A focal trait of Photoshop is the program’s inherent readiness to achieve a desired result in numerous ways. Colorizing and re-colorizing are robust aspects of image editing for which the software gives you a massive set of tools and options, but, even the simplest of those will offer tremendous flexibility and predictability.
In this illustrated example, we will use a black and white photograph of silent movie star Louise Brooks, and will set her into a more colorful existence than the era’s technology could originally perpetuate her in.
Black and white images may have a Grayscale color profile assigned to them, which will translate every color tone you select as a shade of gray, ranging from pitch black to pure white. You want to rely either on the RGB – Red, Green and Blue – or CMYK – Cyan, Magenta, Yellow, Black – color profiles to manipulate colorized images. Though Photoshop offers a set of other color profiles as well, the RGB and CMYK models are considered as dominant standards. One thing to keep in mind though: the color tones you see with a CMYK color profile assigned to your image is a much more accurate representation of a printed result.
To change the color profile of the image, invoke the Image palette from the upper menu bar, and select the Mode sub-palette, which is, comfily enough, is the very first option. We can assign an RGB color profile here to our Grayscale image. The 8 bits/channel option essentially means that the resultant RGB image will be capable to accurately represent more than 16 million colors. Images with finer bit depth than this are often referred as HDR – High Dynamic Range – images. Since a setting of 8 bit RGB will give absolutely crystal clear results for the naked human eye, it is a safe bet to rely on this selection during work, not to mention that it will give you much smaller data size if you choose to maintain the profile all the while.

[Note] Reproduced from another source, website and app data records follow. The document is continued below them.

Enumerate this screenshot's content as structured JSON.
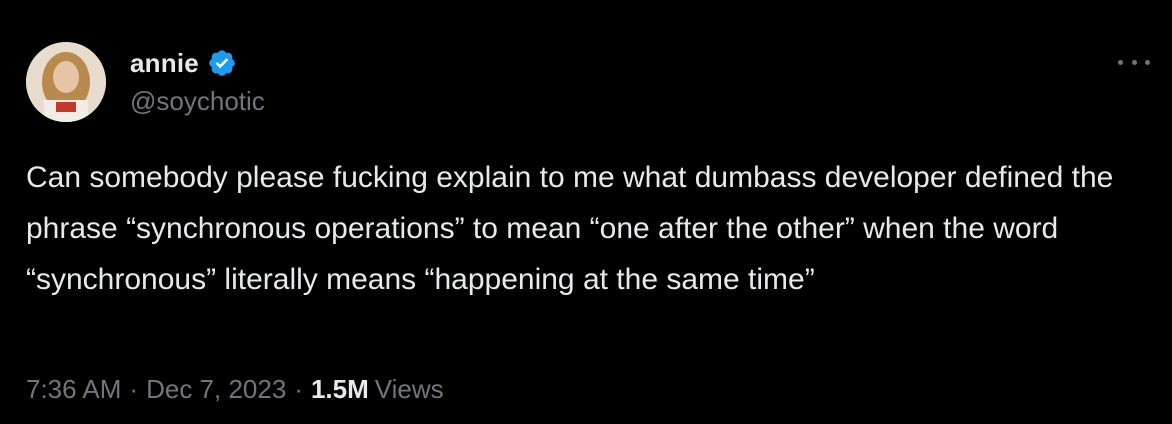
{
  "author": {
    "display_name": "annie",
    "handle": "@soychotic",
    "verified": true,
    "avatar": "profile-photo"
  },
  "tweet": {
    "text": "Can somebody please fucking explain to me what dumbass developer defined the phrase “synchronous operations” to mean “one after the other” when the word “synchronous” literally means “happening at the same time”"
  },
  "meta": {
    "time": "7:36 AM",
    "separator": "·",
    "date": "Dec 7, 2023",
    "views_count": "1.5M",
    "views_label": "Views"
  },
  "icons": {
    "verified": "verified-badge-icon",
    "more": "more-options-icon"
  },
  "colors": {
    "background": "#000000",
    "text": "#e7e9ea",
    "muted": "#71767b",
    "verified": "#1d9bf0"
  }
}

Once we have the image converted to an RGB color profile, we are ready to add colored pixels to the canvas.
Go ahead and select the Brush tool with the image activated. The upper menu bar changes, offering the various focal options that are relevant to this particular tool. Click the small arrow to access the core settings of the Brush tool. You may want to set a relatively high amount of hardness to the Brush, as this will prevent loose pixels from popping up on areas you will definitely not need them at.
An important side note: it is possible that you will get no direct visual feedback about the size of the Brush, depending on your Cursor Settings. If this is the case, then go to Edit – Preferences – Cursors. My experience is that setting the Painting Cursor dialog to the Normal Brush Tip option makes life easier. There is one advice I would like to give you yet: sometimes you may notice that your Painter Cursor have disappeared. This is the result of you pressing Caps Lock accidentally, – or deliberately, in which case I am ashamed to interrupt – which is the default Hotkey of turning off the layout preview of the Brush.
Now you are free to add color information to the image, yet the default, Normal behavior of the Brush tool will yield absolutely radical results. The pixels you paint in will have no regard to their surroundings at all. Essentially, you paint a new layer of pixels atop the originals. What we want to achieve here though is to keep the shading information intact, clean and uninterrupted. The Brush tool has a long row of behaviors defined in its Mode dropdown menu. Set this behavior Mode to the Color option and add some more pixels to the canvas. Since these newly added tones are sensitive to the lighting conditions and shading information you paint them on, it is but a matter of selecting sober prime colors to re-colorize the entire source image. As you will see, this is a very intuitive and comfortable way to colorize the original pixels. Have fun!